Yes, Sometimes We Do Want Them to Fail
There’s tough-love parenting, and then there’s just “tough luck, kid!” Wisconsin GOPSenate candidate Kevin Nicholson got a heaping helping of the latter last week when his Democrat parents each donated $2,700 — the maximum amount allowed by law — to support his opponent’s campaign. Which is bound to make Easter dinner exceptionally awkward.
But it got me thinking about the times I’ve rooted against my own kids, and whether it was the right thing to do. Since, you know, they’re not even Republicans.
For example, I recently found myself leaping into the air on the sidelines of a flag-football game screaming “YES! OH, MY GOD, YES!” as my quarterback son got sacked. By a girl. “Wrong team!” the other parents scolded me. “Yeah, but did you see that?” I bellowed. “She got him! That was fantastic!” No one had come close to sacking my elusive boy all season and then this determined chick — one of the few in the league — had zipped in out of nowhere and shut him down. Objectively, it was a beautiful thing, like watching Chloe Kim land back-to-back 1080s on the Olympic half-pipe.

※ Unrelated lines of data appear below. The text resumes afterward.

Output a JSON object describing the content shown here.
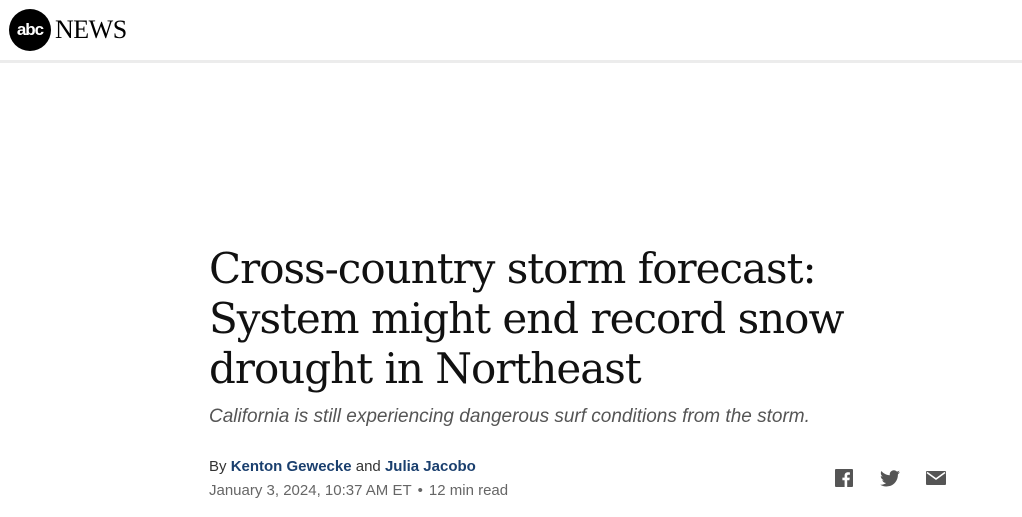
{
  "site": {
    "logo_mark": "abc",
    "logo_text": "NEWS"
  },
  "article": {
    "headline": "Cross-country storm forecast: System might end record snow drought in Northeast",
    "subheadline": "California is still experiencing dangerous surf conditions from the storm.",
    "byline_prefix": "By",
    "byline_joiner": "and",
    "authors": [
      "Kenton Gewecke",
      "Julia Jacobo"
    ],
    "timestamp": "January 3, 2024, 10:37 AM ET",
    "separator": "•",
    "read_time": "12 min read"
  },
  "share": {
    "icons": [
      "facebook-icon",
      "twitter-icon",
      "email-icon"
    ]
  },
  "colors": {
    "author_link": "#1a3f6e",
    "divider": "#ececec",
    "icon": "#555555"
  }
}
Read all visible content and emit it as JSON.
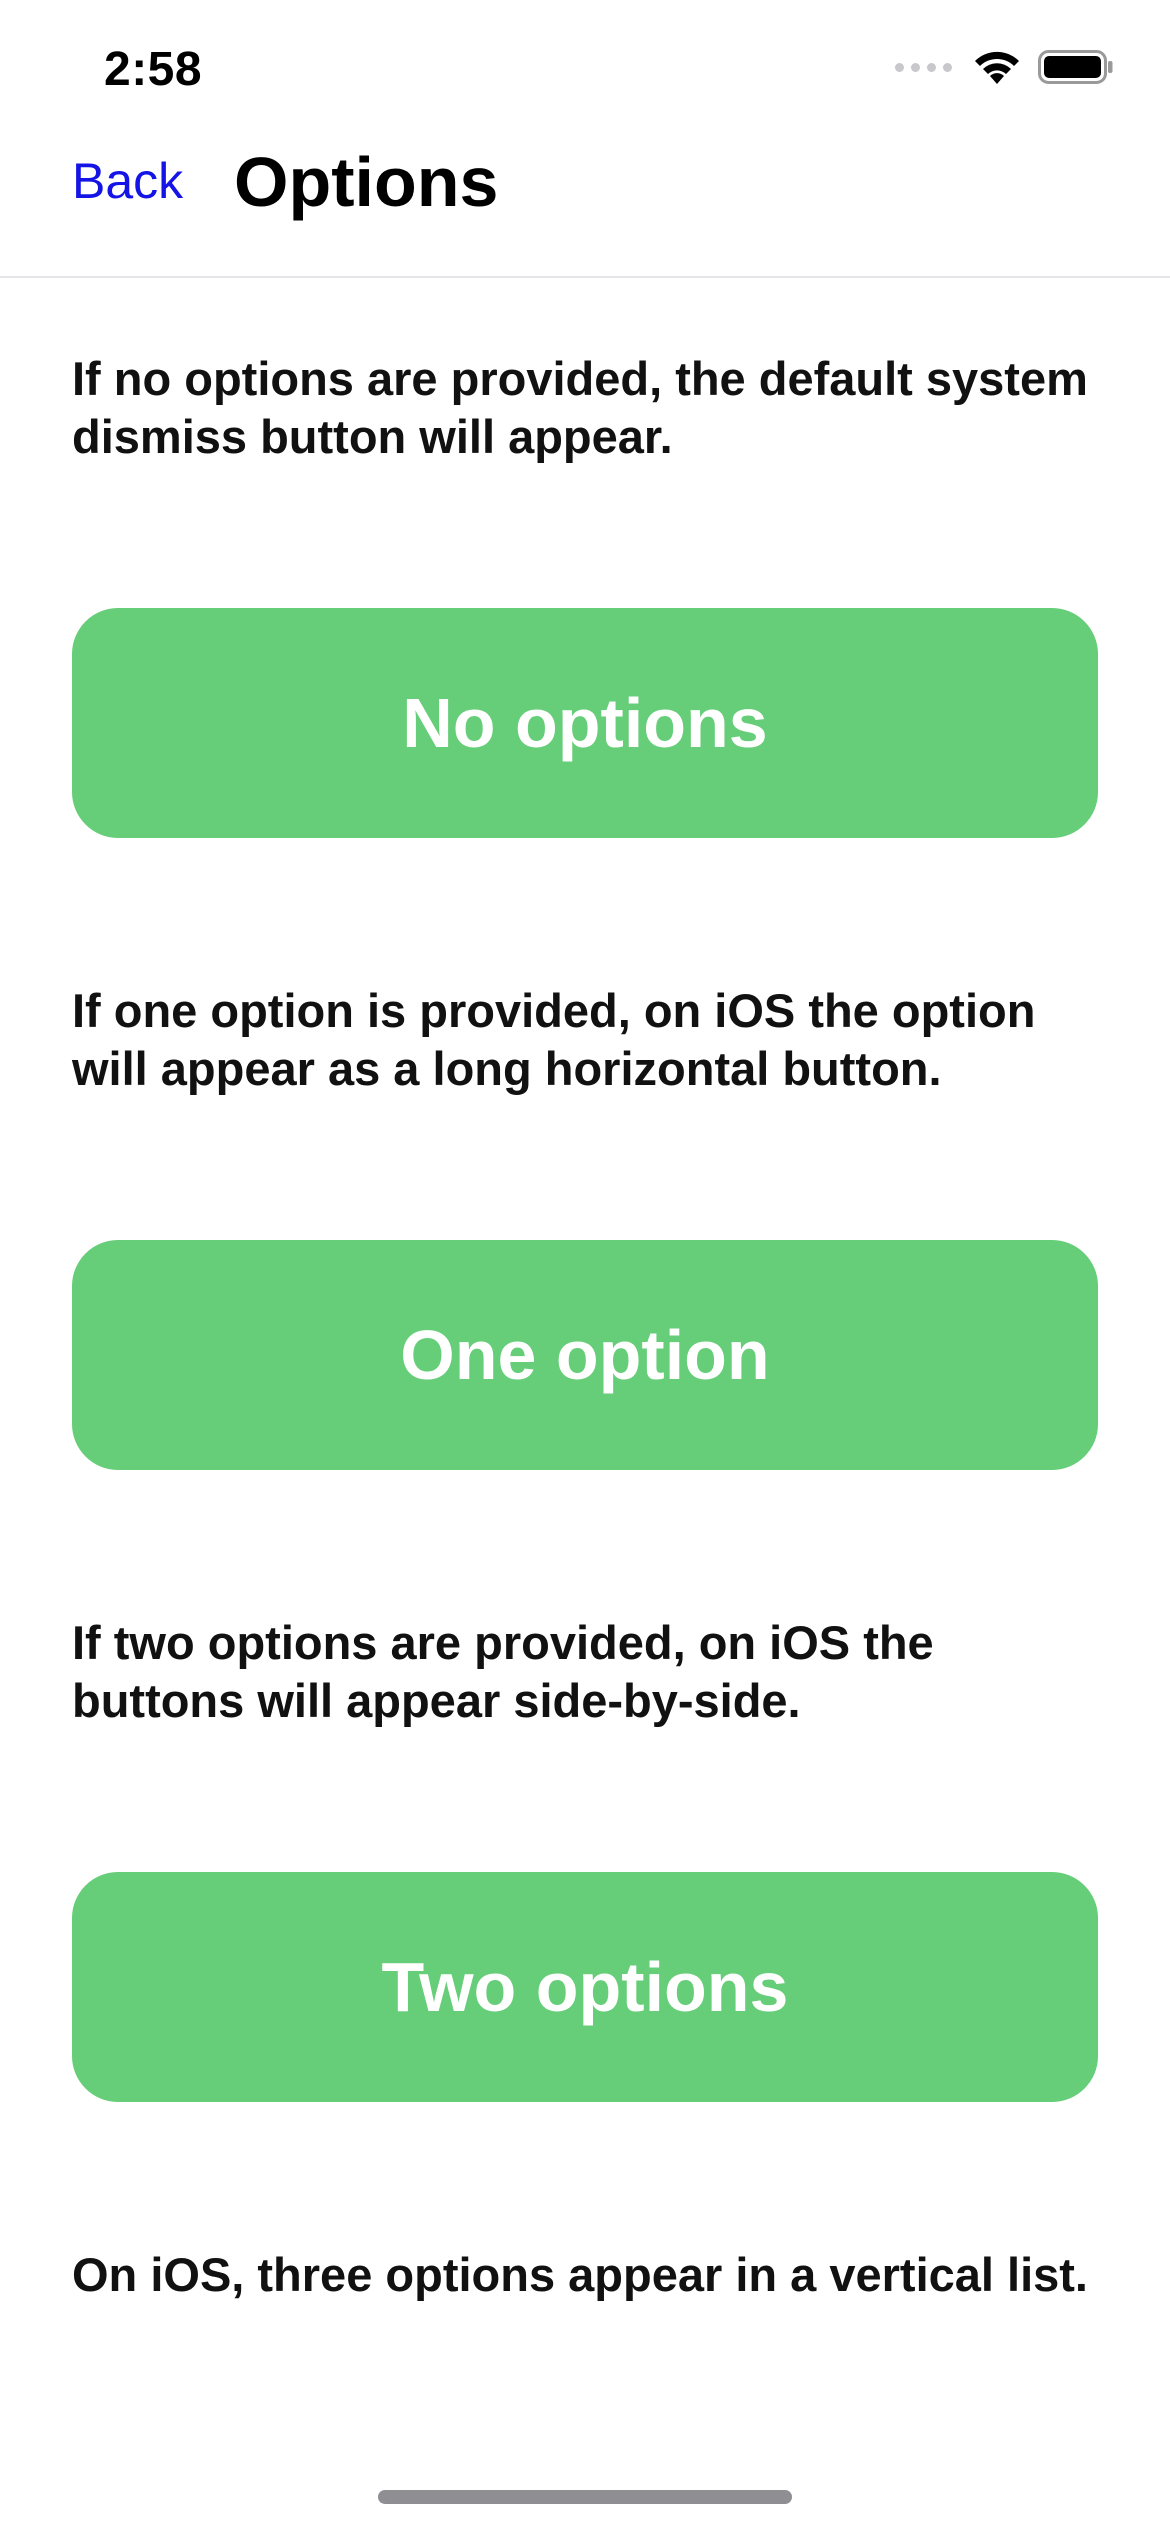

And it had to be celebrated.
I can’t be the only parent who’s ever cheered for a worthy opponent out of sheer admiration. And let’s face it: We all root for the adversaries during those tortuous moments when our kids’ teams are winning 38 to 3 and we’re trapped watching a field/court/diamond half full of demoralized children who have just decided that they hate this fricking game.
Just as often, though — and here’s where some will deem me monstrous — I root against my kids because I want them to fail.
For one thing, failure imparts brilliant lessons. Pride springs from winning, but character grows out of losing, and if you don’t believe me, try playing cards with a brat whose parents always let him win. Spanx founder Sara Blakely, the self-made billionaire, often says in interviews that her dad used to ask her at the dinner table how she’d failed that week — and be disappointed if she had nothing to report. He encouraged her to try challenging new things without fear of failing and to go to focus on the outlook, and that liberating outlook gave her the moxie to build her booming business.
Similarly, there’s a Lee Pitts essay I like called “These Things I Wish for You,” written for his grandchildren. “I hope you learn humility by being humiliated, and that you learn honesty by being cheated,” he writes. “May you skin your knee climbing a mountain, burn your hand on a stove, and stick your tongue on a frozen flagpole.” Meanest grandpa ever? Maybe. His point: Only by living the full gamut of human experience can you truly appreciate life.
There’s one final reason I root against my kids — and it occurred to me tonight in my Pilates class as I was quivering, grimacing, and silently cursing the barky, merciless instructor. “I hate her. I hate her so much,” began the conversation in my own head. Come on, you don’t hate her. She’s trying to help you. “She’s Satan in spandex and she wants me to die.” Nonsense. She only wants you to hurt temporarily so you’ll be stronger tomorrow. And your butt will look better. Would Satan do that for you? “Ask me … when … this $%&ing plank … is over.”
I don’t enjoy seeing my kids laid low. But life’s going to knock ’em down plenty of times whether I like it or not. And I want them to learn how to fall while I’m watching so I can make sure they know how to stand back up. It’s practice is all.
I want them to hurt temporarily so they’ll be stronger tomorrow.
Unless they ever plan to run for office as Republicans. Then I want them to hurt tomorrow, too.